Yes, hearts and arrows diamonds are thought to represent just 1% of the diamonds on sale today.
The amount of time and labour required to create a hearts and arrows diamond means that diamond cutters will only ever opt to use stones with a good clarity, color, and size, making them even less common.
The value of an exquisitely well-cut diamond will be driven down significantly by a yellow tint, for instance, so plenty of diamonds are passed over by those looking to create hearts and arrows diamonds.
Maybe, but not always. If you’re a diehard romantic with the time and money at your disposal to track down a hearts and arrows diamond, then go for it, but, if not, many other features matter a lot more than the hearts and arrows pattern.

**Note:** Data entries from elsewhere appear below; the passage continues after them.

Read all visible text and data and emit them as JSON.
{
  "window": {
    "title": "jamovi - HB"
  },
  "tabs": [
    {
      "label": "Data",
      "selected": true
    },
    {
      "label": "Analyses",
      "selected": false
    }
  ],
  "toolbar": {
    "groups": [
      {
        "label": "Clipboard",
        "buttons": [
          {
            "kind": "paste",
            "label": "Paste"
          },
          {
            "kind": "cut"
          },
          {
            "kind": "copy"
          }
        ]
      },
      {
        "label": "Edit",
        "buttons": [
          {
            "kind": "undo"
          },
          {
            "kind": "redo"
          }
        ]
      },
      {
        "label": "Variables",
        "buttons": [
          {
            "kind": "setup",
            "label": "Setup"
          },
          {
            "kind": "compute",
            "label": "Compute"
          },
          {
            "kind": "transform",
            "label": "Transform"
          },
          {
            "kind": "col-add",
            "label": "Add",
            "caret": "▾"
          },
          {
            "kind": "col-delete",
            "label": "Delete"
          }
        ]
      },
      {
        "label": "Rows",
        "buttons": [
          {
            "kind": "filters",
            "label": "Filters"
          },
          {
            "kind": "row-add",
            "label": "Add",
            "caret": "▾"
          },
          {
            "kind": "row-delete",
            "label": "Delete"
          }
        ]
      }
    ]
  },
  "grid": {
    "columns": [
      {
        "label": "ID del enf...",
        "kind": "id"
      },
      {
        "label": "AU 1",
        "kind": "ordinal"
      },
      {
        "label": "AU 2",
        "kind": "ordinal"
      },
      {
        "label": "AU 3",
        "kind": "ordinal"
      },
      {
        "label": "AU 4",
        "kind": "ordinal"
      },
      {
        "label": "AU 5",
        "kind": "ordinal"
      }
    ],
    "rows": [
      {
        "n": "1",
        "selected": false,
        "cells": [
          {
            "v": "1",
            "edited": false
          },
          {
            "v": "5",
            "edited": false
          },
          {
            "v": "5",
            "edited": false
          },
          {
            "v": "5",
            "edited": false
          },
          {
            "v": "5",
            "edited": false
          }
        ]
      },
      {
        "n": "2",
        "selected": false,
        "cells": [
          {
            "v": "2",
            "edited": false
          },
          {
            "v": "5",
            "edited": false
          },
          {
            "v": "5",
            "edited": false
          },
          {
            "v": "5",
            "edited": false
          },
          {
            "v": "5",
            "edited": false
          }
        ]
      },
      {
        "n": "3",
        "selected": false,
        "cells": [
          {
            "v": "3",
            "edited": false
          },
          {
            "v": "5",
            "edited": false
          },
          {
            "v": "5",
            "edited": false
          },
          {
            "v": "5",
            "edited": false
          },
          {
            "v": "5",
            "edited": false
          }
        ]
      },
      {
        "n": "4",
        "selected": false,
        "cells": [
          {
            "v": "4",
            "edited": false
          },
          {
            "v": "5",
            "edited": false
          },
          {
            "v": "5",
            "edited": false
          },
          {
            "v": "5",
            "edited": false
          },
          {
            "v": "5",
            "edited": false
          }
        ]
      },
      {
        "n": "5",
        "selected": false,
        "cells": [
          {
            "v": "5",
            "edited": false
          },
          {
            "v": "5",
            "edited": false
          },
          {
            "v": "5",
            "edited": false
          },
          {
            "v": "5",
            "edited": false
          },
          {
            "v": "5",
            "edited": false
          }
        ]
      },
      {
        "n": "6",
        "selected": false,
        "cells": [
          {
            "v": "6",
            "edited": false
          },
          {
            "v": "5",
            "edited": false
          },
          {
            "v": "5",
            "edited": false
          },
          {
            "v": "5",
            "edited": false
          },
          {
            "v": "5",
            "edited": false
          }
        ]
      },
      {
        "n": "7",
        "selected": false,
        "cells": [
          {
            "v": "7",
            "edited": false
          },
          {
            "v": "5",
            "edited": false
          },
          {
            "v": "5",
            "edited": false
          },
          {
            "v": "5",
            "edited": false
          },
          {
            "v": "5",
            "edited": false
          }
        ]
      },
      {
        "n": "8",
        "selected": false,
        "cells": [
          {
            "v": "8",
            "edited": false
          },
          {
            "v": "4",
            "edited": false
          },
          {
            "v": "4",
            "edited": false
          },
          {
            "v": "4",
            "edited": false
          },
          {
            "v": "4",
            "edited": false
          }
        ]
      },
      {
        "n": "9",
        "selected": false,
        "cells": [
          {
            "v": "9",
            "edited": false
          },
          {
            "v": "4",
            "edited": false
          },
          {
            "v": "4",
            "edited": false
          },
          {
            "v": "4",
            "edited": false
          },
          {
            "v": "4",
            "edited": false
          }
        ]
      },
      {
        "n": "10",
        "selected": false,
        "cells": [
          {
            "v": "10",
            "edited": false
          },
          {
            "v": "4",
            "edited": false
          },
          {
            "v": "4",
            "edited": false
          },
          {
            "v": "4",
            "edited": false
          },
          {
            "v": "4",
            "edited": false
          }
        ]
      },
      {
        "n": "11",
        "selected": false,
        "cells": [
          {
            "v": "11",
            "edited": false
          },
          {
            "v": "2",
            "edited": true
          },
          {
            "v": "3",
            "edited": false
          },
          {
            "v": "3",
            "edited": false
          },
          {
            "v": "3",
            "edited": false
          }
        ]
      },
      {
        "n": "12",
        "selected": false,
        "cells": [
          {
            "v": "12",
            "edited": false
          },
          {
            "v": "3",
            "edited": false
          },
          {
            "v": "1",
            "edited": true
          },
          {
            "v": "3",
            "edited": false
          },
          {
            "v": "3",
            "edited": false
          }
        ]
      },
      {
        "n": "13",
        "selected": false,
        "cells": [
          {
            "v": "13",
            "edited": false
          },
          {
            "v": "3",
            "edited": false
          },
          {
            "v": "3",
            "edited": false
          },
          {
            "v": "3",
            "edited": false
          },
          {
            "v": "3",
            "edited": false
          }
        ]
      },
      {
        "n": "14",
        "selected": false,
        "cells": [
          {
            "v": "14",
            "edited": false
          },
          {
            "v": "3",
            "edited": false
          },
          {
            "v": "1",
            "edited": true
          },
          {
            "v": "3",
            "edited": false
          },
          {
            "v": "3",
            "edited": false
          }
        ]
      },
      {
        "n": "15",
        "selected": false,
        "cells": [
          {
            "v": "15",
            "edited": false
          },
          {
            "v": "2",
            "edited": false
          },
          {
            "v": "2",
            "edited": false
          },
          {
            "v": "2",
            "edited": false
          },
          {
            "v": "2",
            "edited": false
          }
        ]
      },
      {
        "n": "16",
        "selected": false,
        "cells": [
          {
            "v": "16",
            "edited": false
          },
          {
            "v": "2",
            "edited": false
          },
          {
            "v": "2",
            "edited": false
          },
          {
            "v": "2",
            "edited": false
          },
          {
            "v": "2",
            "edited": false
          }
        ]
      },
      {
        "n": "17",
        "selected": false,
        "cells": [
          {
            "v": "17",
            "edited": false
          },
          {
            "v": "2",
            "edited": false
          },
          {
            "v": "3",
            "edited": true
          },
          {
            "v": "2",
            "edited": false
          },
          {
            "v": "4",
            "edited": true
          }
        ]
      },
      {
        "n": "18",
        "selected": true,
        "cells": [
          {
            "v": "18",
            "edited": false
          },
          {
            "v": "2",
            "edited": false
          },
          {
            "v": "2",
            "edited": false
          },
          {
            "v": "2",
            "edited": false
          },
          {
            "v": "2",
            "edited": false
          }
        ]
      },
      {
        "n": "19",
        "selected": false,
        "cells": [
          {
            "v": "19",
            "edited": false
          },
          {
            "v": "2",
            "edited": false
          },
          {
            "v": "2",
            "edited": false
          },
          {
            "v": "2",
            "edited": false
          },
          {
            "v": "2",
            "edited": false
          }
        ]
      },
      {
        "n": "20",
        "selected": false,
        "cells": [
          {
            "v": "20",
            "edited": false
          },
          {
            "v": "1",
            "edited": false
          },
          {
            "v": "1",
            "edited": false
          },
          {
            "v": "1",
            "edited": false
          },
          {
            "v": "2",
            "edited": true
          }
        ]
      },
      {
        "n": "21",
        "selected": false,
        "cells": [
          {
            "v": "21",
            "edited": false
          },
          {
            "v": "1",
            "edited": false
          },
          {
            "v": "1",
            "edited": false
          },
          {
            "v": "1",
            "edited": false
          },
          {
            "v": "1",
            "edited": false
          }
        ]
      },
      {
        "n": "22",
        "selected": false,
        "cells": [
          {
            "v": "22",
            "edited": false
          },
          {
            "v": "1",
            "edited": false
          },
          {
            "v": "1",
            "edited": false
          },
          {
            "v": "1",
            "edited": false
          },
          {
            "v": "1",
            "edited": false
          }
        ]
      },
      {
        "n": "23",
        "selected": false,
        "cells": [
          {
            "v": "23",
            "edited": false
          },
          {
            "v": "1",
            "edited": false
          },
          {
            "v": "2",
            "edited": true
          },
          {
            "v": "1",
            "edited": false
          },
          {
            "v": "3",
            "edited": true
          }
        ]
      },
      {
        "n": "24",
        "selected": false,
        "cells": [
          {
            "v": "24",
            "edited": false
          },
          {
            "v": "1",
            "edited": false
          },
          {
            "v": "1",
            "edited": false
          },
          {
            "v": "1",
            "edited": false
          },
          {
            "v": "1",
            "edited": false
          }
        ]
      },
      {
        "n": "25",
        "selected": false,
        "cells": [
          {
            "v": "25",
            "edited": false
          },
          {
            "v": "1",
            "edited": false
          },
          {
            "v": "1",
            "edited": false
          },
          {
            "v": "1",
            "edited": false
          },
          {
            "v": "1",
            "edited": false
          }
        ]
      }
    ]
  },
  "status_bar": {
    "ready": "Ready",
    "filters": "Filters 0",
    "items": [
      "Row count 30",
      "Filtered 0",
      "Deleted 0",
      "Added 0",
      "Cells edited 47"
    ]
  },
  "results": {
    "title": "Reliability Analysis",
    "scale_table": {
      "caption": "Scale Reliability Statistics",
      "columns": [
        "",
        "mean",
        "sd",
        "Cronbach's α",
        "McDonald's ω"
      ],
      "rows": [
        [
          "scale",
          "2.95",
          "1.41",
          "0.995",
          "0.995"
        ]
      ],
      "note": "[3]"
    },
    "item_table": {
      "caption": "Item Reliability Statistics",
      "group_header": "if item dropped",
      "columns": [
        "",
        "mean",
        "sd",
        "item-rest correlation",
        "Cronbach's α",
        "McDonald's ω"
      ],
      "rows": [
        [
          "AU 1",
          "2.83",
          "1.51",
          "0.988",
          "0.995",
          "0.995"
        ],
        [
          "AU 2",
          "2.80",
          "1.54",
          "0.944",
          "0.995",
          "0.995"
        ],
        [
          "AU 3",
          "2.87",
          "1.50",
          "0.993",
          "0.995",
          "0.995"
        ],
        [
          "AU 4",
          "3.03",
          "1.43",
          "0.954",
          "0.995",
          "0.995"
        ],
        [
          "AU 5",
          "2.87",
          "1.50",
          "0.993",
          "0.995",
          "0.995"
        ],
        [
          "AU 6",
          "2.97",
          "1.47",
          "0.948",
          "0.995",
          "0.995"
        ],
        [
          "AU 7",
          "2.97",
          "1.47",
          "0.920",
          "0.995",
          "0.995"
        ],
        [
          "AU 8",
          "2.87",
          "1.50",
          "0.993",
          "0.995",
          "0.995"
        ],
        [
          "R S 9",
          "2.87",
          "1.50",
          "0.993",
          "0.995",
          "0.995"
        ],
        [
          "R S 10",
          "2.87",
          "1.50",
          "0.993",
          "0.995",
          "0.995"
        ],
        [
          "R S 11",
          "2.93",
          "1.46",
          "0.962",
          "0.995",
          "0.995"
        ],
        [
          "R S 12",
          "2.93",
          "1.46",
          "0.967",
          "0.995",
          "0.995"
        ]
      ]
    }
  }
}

We said before how many exquisitely cut diamonds that are highly regarded by GIA graders do not feature the hearts and arrows pattern, and it’s very important to keep this in mind as you begin your search. Using the GIA report gives you the best, objective overview of the diamond’s value and beauty, but certain things are simply down to interpretation.
Hearts and arrows are not an obvious characteristic. You would need a special tool to view them properly and, to the naked eye, these diamonds will look pretty much indistinguishable from other ‘Excellent’ cut diamonds that do not feature hearts and arrows.
Yes, simply knowing that the diamond is one of a rare few than contains actual hearts and arrows in its facets sounds like a cool idea, but we’d hate to think that you’re passing on incredible, high brilliance diamonds simply because they’re not hearts and arrows diamonds.
Remember, even if you do pick one of these diamonds, it’s not like your bride to be is going to be met with a bright, sparkling pattern of hearts and arrows when you open that ring box for the first time. This is a fascinating phenomenon when viewed under the microscope but, beyond that, it’s not something that should sway your decision one way or the other.
Focus on getting a diamond with an Excellent or Very Good cut grade, and a strong, eye clean appearance with plenty of brilliance, and you won’t regret forgoing the hearts and arrows phenomenon.